### ACTIVITY
In the records below, find each line with "JSON" and copy it.

** INPUT DATA follows **

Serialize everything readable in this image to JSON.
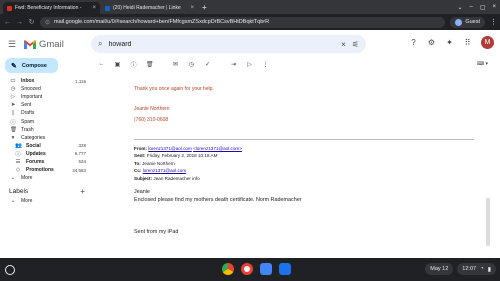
{
  "browser": {
    "tabs": [
      {
        "title": "Fwd: Beneficiary Information -",
        "favicon_color": "#d93025"
      },
      {
        "title": "(20) Heidi Rademacher | Linke",
        "favicon_color": "#0a66c2"
      }
    ],
    "url": "mail.google.com/mail/u/0/#search/howard+ben/FMfcgxmZSxdcpDrBCsvBHtDBqktTqbrR",
    "guest_label": "Guest"
  },
  "gmail": {
    "logo_text": "Gmail",
    "search_value": "howard",
    "avatar_letter": "M",
    "compose_label": "Compose",
    "nav": [
      {
        "label": "Inbox",
        "count": "1,116",
        "icon": "inbox-icon",
        "glyph": "▭",
        "bold": true
      },
      {
        "label": "Snoozed",
        "count": "",
        "icon": "clock-icon",
        "glyph": "◷",
        "bold": false
      },
      {
        "label": "Important",
        "count": "",
        "icon": "label-important-icon",
        "glyph": "▷",
        "bold": false
      },
      {
        "label": "Sent",
        "count": "",
        "icon": "send-icon",
        "glyph": "➤",
        "bold": false
      },
      {
        "label": "Drafts",
        "count": "",
        "icon": "draft-icon",
        "glyph": "▯",
        "bold": false
      },
      {
        "label": "Spam",
        "count": "",
        "icon": "spam-icon",
        "glyph": "ⓘ",
        "bold": false
      },
      {
        "label": "Trash",
        "count": "",
        "icon": "trash-icon",
        "glyph": "🗑",
        "bold": false
      },
      {
        "label": "Categories",
        "count": "",
        "icon": "categories-icon",
        "glyph": "▾",
        "bold": false
      }
    ],
    "categories": [
      {
        "label": "Social",
        "count": "328",
        "icon": "social-icon",
        "glyph": "👥"
      },
      {
        "label": "Updates",
        "count": "6,777",
        "icon": "updates-icon",
        "glyph": "ⓘ"
      },
      {
        "label": "Forums",
        "count": "534",
        "icon": "forums-icon",
        "glyph": "☰"
      },
      {
        "label": "Promotions",
        "count": "34,583",
        "icon": "promotions-icon",
        "glyph": "◇"
      }
    ],
    "more_label": "More",
    "labels_heading": "Labels",
    "labels_more": "More"
  },
  "email": {
    "thanks": "Thank you once again for your help.",
    "sig_name": "Jeanie Northern",
    "sig_phone": "(760) 310-0608",
    "from_label": "From:",
    "from_addr": "lorenz1371@aol.com",
    "from_addr_bracket": "<lorenz1371@aol.com>",
    "sent_label": "Sent:",
    "sent_value": "Friday, February 2, 2018 10:18 AM",
    "to_label": "To:",
    "to_value": "Jeanie Northern",
    "cc_label": "Cc:",
    "cc_value": "lorenz1371@aol.com",
    "subject_label": "Subject:",
    "subject_value": "Jean Rademacher info",
    "greeting": "Jeanie",
    "body_line": "Enclosed please find my mothers death certificate. Norm Rademacher",
    "footer": "Sent from my iPad"
  },
  "shelf": {
    "date": "May 12",
    "time": "12:07",
    "app_colors": [
      "#34a853",
      "#4285f4",
      "#a142f4",
      "#1a73e8"
    ]
  }
}
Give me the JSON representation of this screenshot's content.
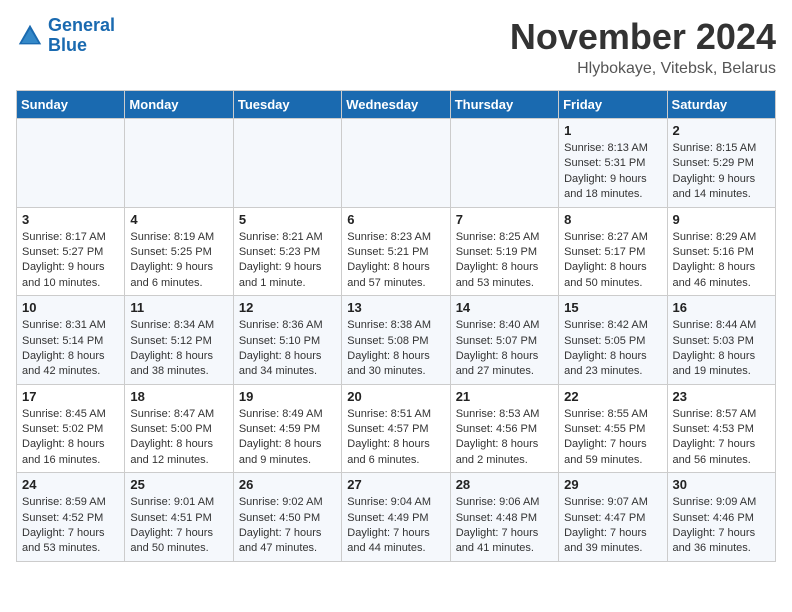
{
  "logo": {
    "line1": "General",
    "line2": "Blue"
  },
  "header": {
    "month": "November 2024",
    "location": "Hlybokaye, Vitebsk, Belarus"
  },
  "weekdays": [
    "Sunday",
    "Monday",
    "Tuesday",
    "Wednesday",
    "Thursday",
    "Friday",
    "Saturday"
  ],
  "weeks": [
    [
      {
        "day": "",
        "info": ""
      },
      {
        "day": "",
        "info": ""
      },
      {
        "day": "",
        "info": ""
      },
      {
        "day": "",
        "info": ""
      },
      {
        "day": "",
        "info": ""
      },
      {
        "day": "1",
        "info": "Sunrise: 8:13 AM\nSunset: 5:31 PM\nDaylight: 9 hours and 18 minutes."
      },
      {
        "day": "2",
        "info": "Sunrise: 8:15 AM\nSunset: 5:29 PM\nDaylight: 9 hours and 14 minutes."
      }
    ],
    [
      {
        "day": "3",
        "info": "Sunrise: 8:17 AM\nSunset: 5:27 PM\nDaylight: 9 hours and 10 minutes."
      },
      {
        "day": "4",
        "info": "Sunrise: 8:19 AM\nSunset: 5:25 PM\nDaylight: 9 hours and 6 minutes."
      },
      {
        "day": "5",
        "info": "Sunrise: 8:21 AM\nSunset: 5:23 PM\nDaylight: 9 hours and 1 minute."
      },
      {
        "day": "6",
        "info": "Sunrise: 8:23 AM\nSunset: 5:21 PM\nDaylight: 8 hours and 57 minutes."
      },
      {
        "day": "7",
        "info": "Sunrise: 8:25 AM\nSunset: 5:19 PM\nDaylight: 8 hours and 53 minutes."
      },
      {
        "day": "8",
        "info": "Sunrise: 8:27 AM\nSunset: 5:17 PM\nDaylight: 8 hours and 50 minutes."
      },
      {
        "day": "9",
        "info": "Sunrise: 8:29 AM\nSunset: 5:16 PM\nDaylight: 8 hours and 46 minutes."
      }
    ],
    [
      {
        "day": "10",
        "info": "Sunrise: 8:31 AM\nSunset: 5:14 PM\nDaylight: 8 hours and 42 minutes."
      },
      {
        "day": "11",
        "info": "Sunrise: 8:34 AM\nSunset: 5:12 PM\nDaylight: 8 hours and 38 minutes."
      },
      {
        "day": "12",
        "info": "Sunrise: 8:36 AM\nSunset: 5:10 PM\nDaylight: 8 hours and 34 minutes."
      },
      {
        "day": "13",
        "info": "Sunrise: 8:38 AM\nSunset: 5:08 PM\nDaylight: 8 hours and 30 minutes."
      },
      {
        "day": "14",
        "info": "Sunrise: 8:40 AM\nSunset: 5:07 PM\nDaylight: 8 hours and 27 minutes."
      },
      {
        "day": "15",
        "info": "Sunrise: 8:42 AM\nSunset: 5:05 PM\nDaylight: 8 hours and 23 minutes."
      },
      {
        "day": "16",
        "info": "Sunrise: 8:44 AM\nSunset: 5:03 PM\nDaylight: 8 hours and 19 minutes."
      }
    ],
    [
      {
        "day": "17",
        "info": "Sunrise: 8:45 AM\nSunset: 5:02 PM\nDaylight: 8 hours and 16 minutes."
      },
      {
        "day": "18",
        "info": "Sunrise: 8:47 AM\nSunset: 5:00 PM\nDaylight: 8 hours and 12 minutes."
      },
      {
        "day": "19",
        "info": "Sunrise: 8:49 AM\nSunset: 4:59 PM\nDaylight: 8 hours and 9 minutes."
      },
      {
        "day": "20",
        "info": "Sunrise: 8:51 AM\nSunset: 4:57 PM\nDaylight: 8 hours and 6 minutes."
      },
      {
        "day": "21",
        "info": "Sunrise: 8:53 AM\nSunset: 4:56 PM\nDaylight: 8 hours and 2 minutes."
      },
      {
        "day": "22",
        "info": "Sunrise: 8:55 AM\nSunset: 4:55 PM\nDaylight: 7 hours and 59 minutes."
      },
      {
        "day": "23",
        "info": "Sunrise: 8:57 AM\nSunset: 4:53 PM\nDaylight: 7 hours and 56 minutes."
      }
    ],
    [
      {
        "day": "24",
        "info": "Sunrise: 8:59 AM\nSunset: 4:52 PM\nDaylight: 7 hours and 53 minutes."
      },
      {
        "day": "25",
        "info": "Sunrise: 9:01 AM\nSunset: 4:51 PM\nDaylight: 7 hours and 50 minutes."
      },
      {
        "day": "26",
        "info": "Sunrise: 9:02 AM\nSunset: 4:50 PM\nDaylight: 7 hours and 47 minutes."
      },
      {
        "day": "27",
        "info": "Sunrise: 9:04 AM\nSunset: 4:49 PM\nDaylight: 7 hours and 44 minutes."
      },
      {
        "day": "28",
        "info": "Sunrise: 9:06 AM\nSunset: 4:48 PM\nDaylight: 7 hours and 41 minutes."
      },
      {
        "day": "29",
        "info": "Sunrise: 9:07 AM\nSunset: 4:47 PM\nDaylight: 7 hours and 39 minutes."
      },
      {
        "day": "30",
        "info": "Sunrise: 9:09 AM\nSunset: 4:46 PM\nDaylight: 7 hours and 36 minutes."
      }
    ]
  ]
}
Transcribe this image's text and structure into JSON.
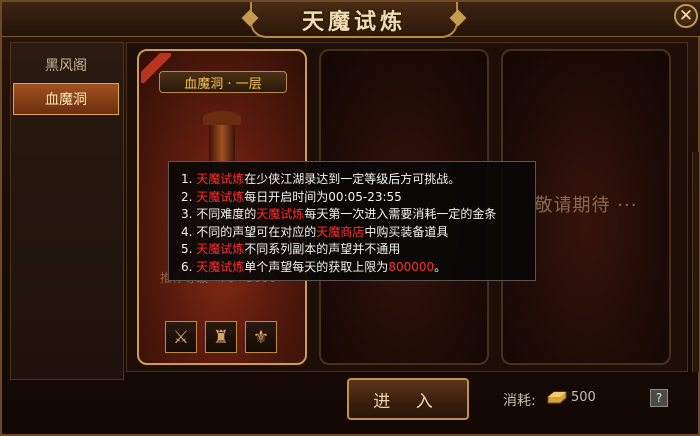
{
  "window": {
    "title": "天魔试炼",
    "close_icon": "✕"
  },
  "sidebar": {
    "items": [
      {
        "label": "黑风阁",
        "active": false
      },
      {
        "label": "血魔洞",
        "active": true
      }
    ]
  },
  "cards": [
    {
      "plate_label": "血魔洞 · 一层",
      "faint_label": "推荐等级 · 76 · 5000",
      "items": [
        {
          "icon": "weapon-icon",
          "glyph": "⚔"
        },
        {
          "icon": "armor-icon",
          "glyph": "♜"
        },
        {
          "icon": "amulet-icon",
          "glyph": "⚜"
        }
      ]
    },
    {
      "coming_soon": ""
    },
    {
      "coming_soon": "敬请期待 ···"
    }
  ],
  "tooltip": {
    "lines": [
      {
        "num": "1.",
        "segments": [
          {
            "text": "天魔试炼",
            "red": true
          },
          {
            "text": "在少侠江湖录达到一定等级后方可挑战。",
            "red": false
          }
        ]
      },
      {
        "num": "2.",
        "segments": [
          {
            "text": "天魔试炼",
            "red": true
          },
          {
            "text": "每日开启时间为00:05-23:55",
            "red": false
          }
        ]
      },
      {
        "num": "3.",
        "segments": [
          {
            "text": "不同难度的",
            "red": false
          },
          {
            "text": "天魔试炼",
            "red": true
          },
          {
            "text": "每天第一次进入需要消耗一定的金条",
            "red": false
          }
        ]
      },
      {
        "num": "4.",
        "segments": [
          {
            "text": "不同的声望可在对应的",
            "red": false
          },
          {
            "text": "天魔商店",
            "red": true
          },
          {
            "text": "中购买装备道具",
            "red": false
          }
        ]
      },
      {
        "num": "5.",
        "segments": [
          {
            "text": "天魔试炼",
            "red": true
          },
          {
            "text": "不同系列副本的声望并不通用",
            "red": false
          }
        ]
      },
      {
        "num": "6.",
        "segments": [
          {
            "text": "天魔试炼",
            "red": true
          },
          {
            "text": "单个声望每天的获取上限为",
            "red": false
          },
          {
            "text": "800000",
            "red": true
          },
          {
            "text": "。",
            "red": false
          }
        ]
      }
    ]
  },
  "footer": {
    "enter_label": "进 入",
    "cost_label": "消耗:",
    "cost_icon": "gold-bar-icon",
    "cost_value": "500",
    "help_label": "?"
  },
  "colors": {
    "accent_gold": "#c89a4f",
    "highlight_red": "#ff2d2d",
    "active_tab": "#a2521f"
  }
}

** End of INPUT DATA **

### YOUR SOLUTION
Serialize everything readable in this image to JSON.
Give me the JSON representation of this screenshot's content.
Transcribe this image's text and structure into JSON.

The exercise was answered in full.